During  the September dormouse box check our monitoring team discovered a bat in one of the boxes. This unusual resident was subsequently identified by expert bat ecologist Roger Havard as Brown Long- Eared bat (Plecotus auritus). 

The male juvenile weighing 7.5g, with forearm length of 35.15mm is “a bit light for this time of year, when he should be laying down fat prior to hibernation. But the weather is still warm enough for him to find lots more insects before they stop flying due to cold nights”.  The dormouse box is likely to be his mating roost.

Brown Long-Eared bats are the second most common species of bat, after Pipistrelles, in the UK.  Their habitat is usually woodland although they also roost in older buildings.  They forage in deciduous and coniferous woodland, parkland and orchards. Their diet consists of moths, beetles, flies, earwigs and spiders.








Roosting in dormouse box. Photo Chris Cooke

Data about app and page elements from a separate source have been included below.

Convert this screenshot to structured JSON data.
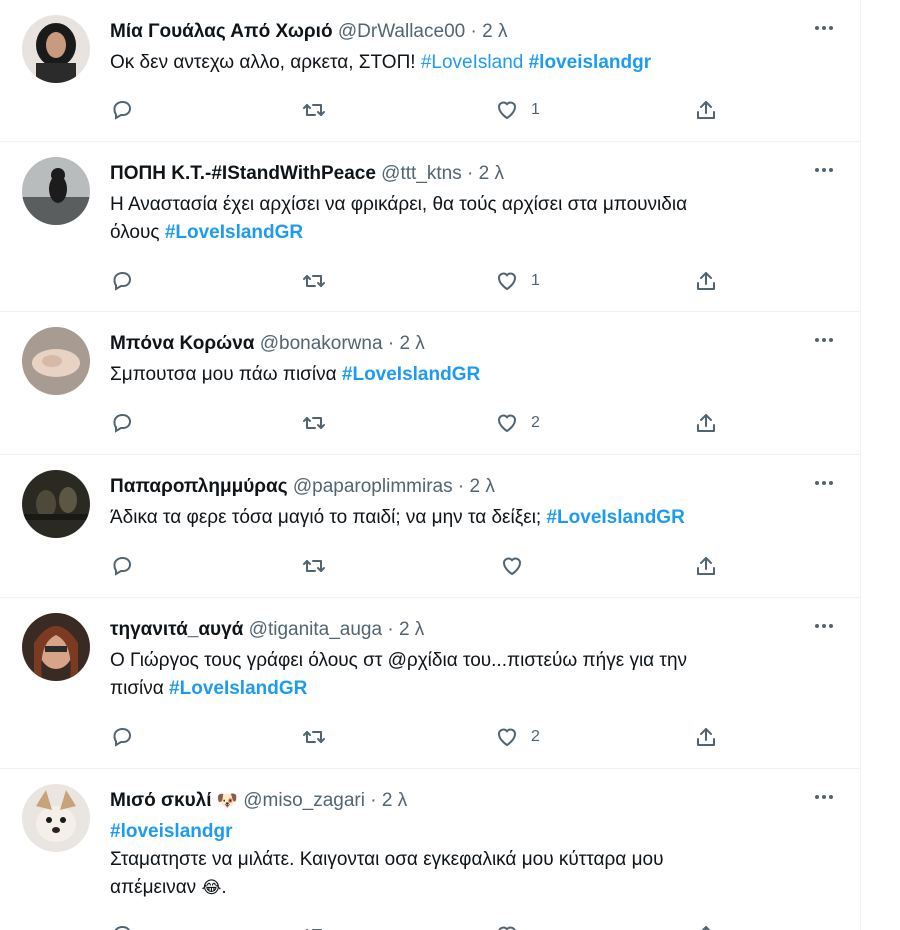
{
  "colors": {
    "link": "#1d9bf0",
    "text": "#0f1419",
    "muted": "#536471"
  },
  "tweets": [
    {
      "name": "Μία Γουάλας Από Χωριό",
      "handle": "@DrWallace00",
      "dot": "·",
      "time": "2 λ",
      "body1": "Οκ δεν αντεχω αλλο, αρκετα, ΣΤΟΠ!",
      "tag1": "#LoveIsland",
      "tag2": "#loveislandgr",
      "likes": "1"
    },
    {
      "name": "ΠΟΠΗ Κ.Τ.-#IStandWithPeace",
      "handle": "@ttt_ktns",
      "dot": "·",
      "time": "2 λ",
      "body1": "Η Αναστασία έχει αρχίσει να φρικάρει, θα τούς αρχίσει στα μπουνιδια",
      "body2": "όλους",
      "tag1": "#LoveIslandGR",
      "likes": "1"
    },
    {
      "name": "Μπόνα Κορώνα",
      "handle": "@bonakorwna",
      "dot": "·",
      "time": "2 λ",
      "body1": "Σμπουτσα μου πάω πισίνα",
      "tag1": "#LoveIslandGR",
      "likes": "2"
    },
    {
      "name": "Παπαροπλημμύρας",
      "handle": "@paparoplimmiras",
      "dot": "·",
      "time": "2 λ",
      "body1": "Άδικα τα φερε τόσα μαγιό το παιδί; να μην τα δείξει;",
      "tag1": "#LoveIslandGR",
      "likes": ""
    },
    {
      "name": "τηγανιτά_αυγά",
      "handle": "@tiganita_auga",
      "dot": "·",
      "time": "2 λ",
      "body1": "Ο Γιώργος τους γράφει όλους στ @ρχίδια του...πιστεύω πήγε για την",
      "body2": "πισίνα",
      "tag1": "#LoveIslandGR",
      "likes": "2"
    },
    {
      "name": "Μισό σκυλί",
      "name_emoji": "🐶",
      "handle": "@miso_zagari",
      "dot": "·",
      "time": "2 λ",
      "tag1": "#loveislandgr",
      "body1": "Σταματηστε να μιλάτε. Καιγονται οσα εγκεφαλικά μου κύτταρα μου",
      "body2": "απέμειναν",
      "body_emoji": "😂",
      "body_end": "."
    }
  ]
}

Brown Long-Eared bat. Photo Chris Cooke

Roger Havard weighing the bat. Photo Chris Cooke